Following her arrival, she was taken aback when she was told by her Saudi sponsor that her salary was in fact 700 riyals, and that was his arrangement with the recruitment company that had sent her.

With no other choice except to continue, she began her household duties. Her employer paid her during the first four months, but then all payments stopped while she continued working. He kept making one excuse after another, and she had no alternative to collecting her dues but to keep holding on and working in the hope that eventually she would get paid.

Unrewarded slave

This went on for years, and her employer virtually held her hostage in his residence to serve his family while not paying her salary. She was not allowed to contact anyone on the outside and thus had to bear the indignity of playing the role of an unrewarded slave.

Fate came to her rescue a couple of months ago when a Keralite technician came over to the residence to repair something. She quickly briefed him on her misery and provided him with contact details of her family back home.

The family who soon came to know of her fate began pestering the Indian Embassy in Riyadh on her whereabouts and status. She said that “with the help of the Riyadh police, the Indian Embassy succeeded in tracing my whereabouts.

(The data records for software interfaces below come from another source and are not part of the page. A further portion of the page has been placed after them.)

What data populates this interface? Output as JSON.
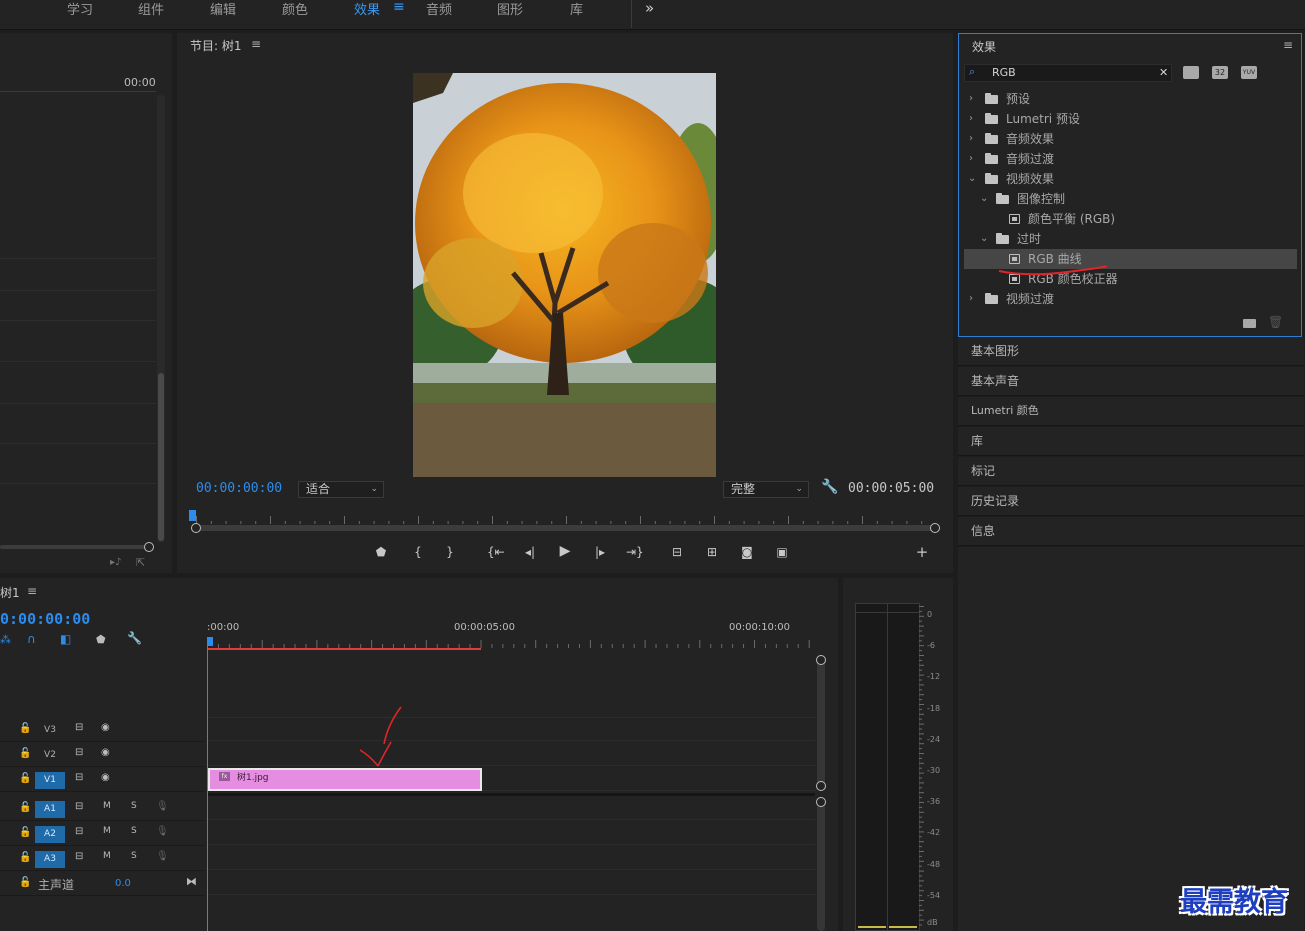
{
  "workspaces": {
    "items": [
      "学习",
      "组件",
      "编辑",
      "颜色",
      "效果",
      "音频",
      "图形",
      "库"
    ],
    "active": "效果",
    "active_menu_glyph": "≡",
    "overflow_glyph": "»"
  },
  "source_panel": {
    "timecode": "00:00"
  },
  "program_monitor": {
    "title": "节目: 树1",
    "menu_glyph": "≡",
    "current_time": "00:00:00:00",
    "fit_select": "适合",
    "quality_select": "完整",
    "duration": "00:00:05:00",
    "wrench_icon": "wrench-icon",
    "add_glyph": "+",
    "controls": [
      "add-marker",
      "mark-in",
      "mark-out",
      "go-to-in",
      "step-back",
      "play",
      "step-forward",
      "go-to-out",
      "lift",
      "extract",
      "export-frame",
      "compare"
    ]
  },
  "effects_panel": {
    "title": "效果",
    "menu_glyph": "≡",
    "search_value": "RGB",
    "clear_glyph": "✕",
    "filter_buttons": [
      "32",
      "YUV"
    ],
    "tree": [
      {
        "label": "预设",
        "type": "folder-star",
        "depth": 0,
        "expanded": false
      },
      {
        "label": "Lumetri 预设",
        "type": "folder-star",
        "depth": 0,
        "expanded": false
      },
      {
        "label": "音频效果",
        "type": "folder",
        "depth": 0,
        "expanded": false
      },
      {
        "label": "音频过渡",
        "type": "folder",
        "depth": 0,
        "expanded": false
      },
      {
        "label": "视频效果",
        "type": "folder",
        "depth": 0,
        "expanded": true
      },
      {
        "label": "图像控制",
        "type": "folder",
        "depth": 1,
        "expanded": true
      },
      {
        "label": "颜色平衡 (RGB)",
        "type": "effect",
        "depth": 2
      },
      {
        "label": "过时",
        "type": "folder",
        "depth": 1,
        "expanded": true
      },
      {
        "label": "RGB 曲线",
        "type": "effect",
        "depth": 2,
        "selected": true
      },
      {
        "label": "RGB 颜色校正器",
        "type": "effect",
        "depth": 2
      },
      {
        "label": "视频过渡",
        "type": "folder",
        "depth": 0,
        "expanded": false
      }
    ]
  },
  "side_panels": [
    "基本图形",
    "基本声音",
    "Lumetri 颜色",
    "库",
    "标记",
    "历史记录",
    "信息"
  ],
  "timeline": {
    "title": "树1",
    "menu_glyph": "≡",
    "timecode": "0:00:00:00",
    "ruler": [
      ":00:00",
      "00:00:05:00",
      "00:00:10:00"
    ],
    "video_tracks": [
      {
        "name": "V3",
        "target": false
      },
      {
        "name": "V2",
        "target": false
      },
      {
        "name": "V1",
        "target": true
      }
    ],
    "audio_tracks": [
      {
        "name": "A1",
        "target": true
      },
      {
        "name": "A2",
        "target": true
      },
      {
        "name": "A3",
        "target": true
      }
    ],
    "mute_label": "M",
    "solo_label": "S",
    "master_label": "主声道",
    "master_value": "0.0",
    "clip": {
      "name": "树1.jpg",
      "badge": "fx",
      "color": "#e58de0",
      "duration_seconds": 5
    }
  },
  "audio_meter": {
    "scale": [
      "0",
      "-6",
      "-12",
      "-18",
      "-24",
      "-30",
      "-36",
      "-42",
      "-48",
      "-54",
      "dB"
    ]
  },
  "watermark": "最需教育",
  "colors": {
    "accent": "#2d8ceb",
    "playhead": "#e23b3b",
    "clip": "#e58de0",
    "target": "#1f6aa8"
  }
}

The employer was contacted and embassy officials along with the police reached his place to solve the matter”.

The employer then had to sign an undertaking to pay 33,000 riyals in back wages and make the arrangements for her airfare and final exit from the kingdom.

He asked for a grace period of three weeks to come up with the money but according to embassy officials he has yet to make good on his word.

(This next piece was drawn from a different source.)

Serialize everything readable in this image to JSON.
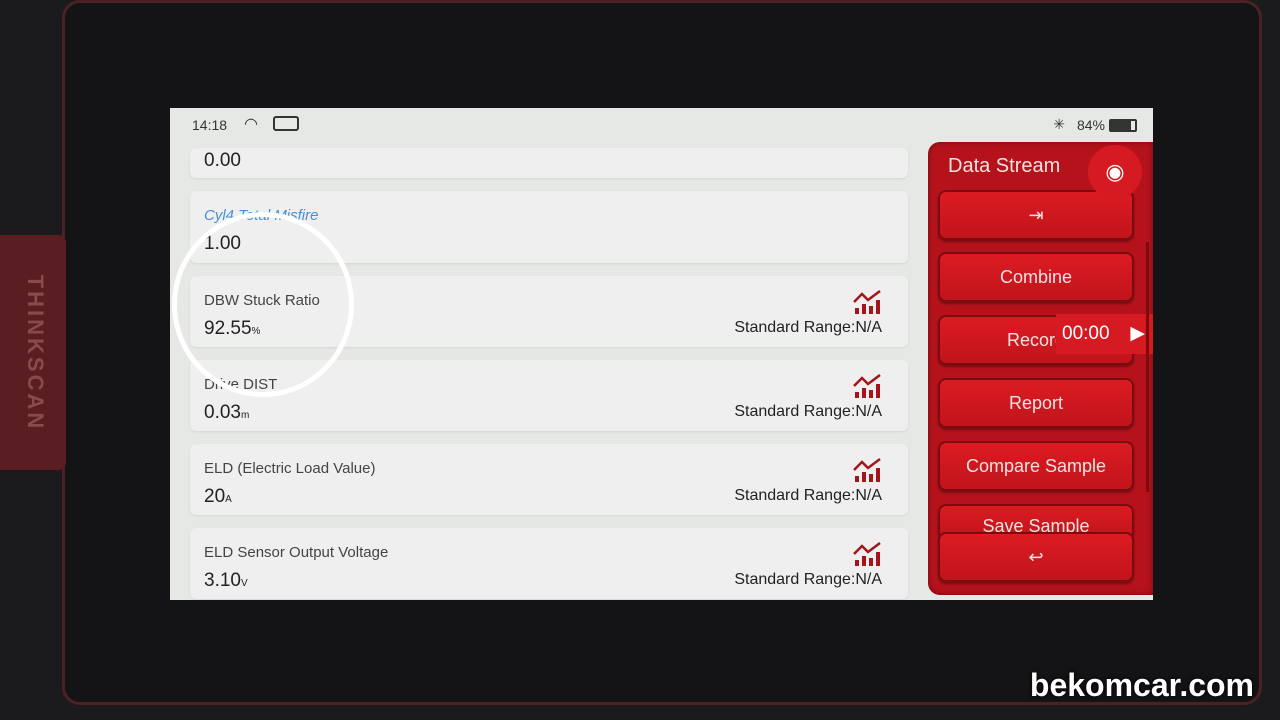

Fortunately, the housemaid was taken to the welfare shelter the embassy provides for abused domestic helpers. She waits in anticipation for her rightful dues and reunion with her family. However, that will never compensate for the grief, the humiliation and the time away from her children while she had come here to earn an honest living.

It was fortunate that in her case her family back home took a stand. And although all is not settled yet, she will eventually get her dues. But what about the many others in similar situations who have no family to tell their plea, or no embassy officials to pursue their case?

We cannot remain silent and in denial in the face of such human rights violations of our guest workers by some unscrupulous employers.

These workers have left their countries with great hardship and sacrifices to come here and eke out an honest living. Sometimes there are families back home whose survival depends on the wages of the guest worker. And while most of them are being compensated fairly, there are many others who have been denied their dues and today live in fear, hunger and uncertainty far away from their homes.

Wages are an earned right, not a charity. In a well-documented hadith, the Prophet (PBUH) had stated, “Pay the worker his dues before his sweat has dried up”.

It addresses the rightful dues of those in employment of others, and emphasises the prompt disbursement of all dues to the worker upon completion of his or her duties. How difficult is it to understand that, and just how many of us who claim to be good Muslims adhere to such edicts?

Tariq A. Al Maeena is a Saudi socio-political commentator. He lives in Jeddah, Saudi Arabia.